EXPLANATION OF THE "HARMONY'S "FORMAT AND FEATURES
1. THE TEXT OF THE GOSPELS The text of one, two, three, or four gospels, depending on how many describe each episode, is found on each page of the "Harmony. "The gospel text is arranged in columns, and material in each column is placed so as to be adjacent to similar material in other columns. The width of the columns varies in accordance with how many gospels record the events of each section. The order of the gospels, from left to right, is the same as that in the modern editions of the New Testament.
2. SECTION NUMBERS The text of the gospels has been divided into sections and arranged in a probable chronological sequence. Each section has been assigned a number that appears in Arabic numerals at the beginning of each section heading. The numbering system is based on A. T. Robertson's" Harmony, "the 1922 revision of earlier John A. Broadus editions of the" Harmony. "In every case this new edition follows the sequence preferred by A. T. Robertson and assigns the same Arabic numerals to the sections. In some cases, however, Robertson's sections are too long and unwieldy. The editors have subdivided these sections, retained Robertson's section numbers, and added suffix letters to the numbers to indicate the subdivisions. Thus where Robertson simply had a Section 8, this edition has Section 8a, Section 8b, and Section 8c. As a result this edition can be used with other works based on the Robertson numbering system, but the student can deal with smaller units of text, units that more accurately reflect the natural divisions within the texts of the gospels.
3. SECTION TITLES Each section has been assigned a title. The titles areintended to be analytical and descriptive. The editors have not felt bound to use the wording of Robertson's section headings, just as Robertson himself was not bound by the headings in the earlier Broadus editions of the "Harmony."
4. SECTION CROSS-REFERENCES WITH POINTS OF SIMILARITY Just after some section titles are parenthetical notations begun by the abbreviation" cf. "and followed by other section numbers and a brief description of the point of similarity. These are sections that contain features in some way similar to the section where the cross-reference is in dicated. The "Table of Section Cross-References" on pp. 329-32 summarizes the points of similarity between all sections.
5. GEOGRAPHICAL NOTATIONS Below most section titles is a word or phrase set off by dashes, indicating the place where the events of that section took place.
6. SCRIPTURE REFERENCES Just above each column in the" Harmony "are the book name, chapters, and verses. These tell which biblical passage is found in that column.
7. OLD TESTAMENT QUOTATIONS The sources of quotations from the Old Testament are shown in brackets immediately after each quotation. The brackets indicate that these Old Testament references are not part of the NIV text itself, but are inserted into the text by the editors of the "Harmony "and express their own judgment. The perceptive reader will notice that frequently these same Old Testament references are also found in the NIV textual notes collected at the end of each section. The committee that controls the text of the NIV requires that in a work such as this" Harmony, "the textual notes be printed in their entirety, regardless of possible redundancy.

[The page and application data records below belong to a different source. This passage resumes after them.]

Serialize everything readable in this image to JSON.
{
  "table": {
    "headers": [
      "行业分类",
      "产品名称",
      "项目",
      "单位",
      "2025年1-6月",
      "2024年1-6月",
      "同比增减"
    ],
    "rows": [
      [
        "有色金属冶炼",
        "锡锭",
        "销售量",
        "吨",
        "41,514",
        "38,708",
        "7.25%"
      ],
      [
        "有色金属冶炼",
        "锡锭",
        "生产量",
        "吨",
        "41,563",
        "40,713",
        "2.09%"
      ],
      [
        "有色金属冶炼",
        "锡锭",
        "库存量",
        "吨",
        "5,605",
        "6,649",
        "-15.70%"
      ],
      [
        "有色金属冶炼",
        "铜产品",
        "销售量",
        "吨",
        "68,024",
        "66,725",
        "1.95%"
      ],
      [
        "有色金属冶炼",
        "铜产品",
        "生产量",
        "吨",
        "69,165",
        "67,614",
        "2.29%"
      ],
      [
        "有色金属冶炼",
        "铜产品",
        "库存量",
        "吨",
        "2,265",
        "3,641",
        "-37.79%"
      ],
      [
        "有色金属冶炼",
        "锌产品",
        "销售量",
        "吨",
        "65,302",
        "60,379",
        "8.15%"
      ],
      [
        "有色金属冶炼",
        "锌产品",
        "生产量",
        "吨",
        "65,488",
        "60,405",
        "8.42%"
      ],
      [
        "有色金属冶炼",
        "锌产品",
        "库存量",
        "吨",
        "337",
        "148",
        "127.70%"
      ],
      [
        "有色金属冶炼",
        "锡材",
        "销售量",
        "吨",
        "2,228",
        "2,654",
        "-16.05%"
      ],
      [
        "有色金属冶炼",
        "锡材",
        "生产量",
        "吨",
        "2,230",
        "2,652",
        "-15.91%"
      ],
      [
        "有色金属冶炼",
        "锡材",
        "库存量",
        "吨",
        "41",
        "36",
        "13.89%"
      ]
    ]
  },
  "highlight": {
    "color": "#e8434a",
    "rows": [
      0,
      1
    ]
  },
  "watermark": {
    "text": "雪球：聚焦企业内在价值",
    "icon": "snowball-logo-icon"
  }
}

8. NIV TEXT NOTES ANDFORMAT FEATURES Superscript italic letters within the text (which follow the words with which they belong) refer to notes from the NIV translators dealing with such matters as alternate translations and uncertainty regarding the original text. Some sources of quotations from the Old Testament are also given in these notes. The NIV text notes are collected at the end of each" Harmony "section. These are related to the NIV text in the section above by book-chapter-verse notations, or by verse only whenever book and chapter are not needed for easy location.
To achieve clarity of style, the NIV translators sometimes supplied words not in the original texts but made necessary by the context. When there is uncertainty about such material, it is enclosed in brackets.
In the NIV prose is printed in paragraph form (rather than in verse divisions), and poetical passages are printed as poetry (that is, with indentations of lines and with separate stanzas). The "Harmony "preserves this format so far as possible, but the required rearrangements of material in a harmony sometimes make it impossible for paragraphs to be preserved as united wholes in one location.
9. EXPLANATORY FOOTNOTES Superscript boldface letters within the text or a heading (which precede the words with which they belong) refer to notes at the foot of the page. The explanatory notes, written by the revising editors, contain information especially helpful in harmonistic and comparative study of the gospels and the life and ministry of Jesus Christ. On occasion the revising editors also use them to explain how and why they disagree with A. T. Robertson's judgments on parallel passages and chronological sequence. Because thisedition is a revision of Robertson's Harmony published in 1922, it seemed best to retain Robertson's original arrangement and sequence of gospel materials and to place the revising editors' disagreements in the footnotes.
10. ALTERNATE CHRONOLOGICAL SEQUENCE When the revising editors differ with Robertson regarding chronological sequence, the alternate placement of a passage is indicated in the body of the Harmony by the section title and Scripture references enclosed in brackets. The text itself is not reprinted in such instances.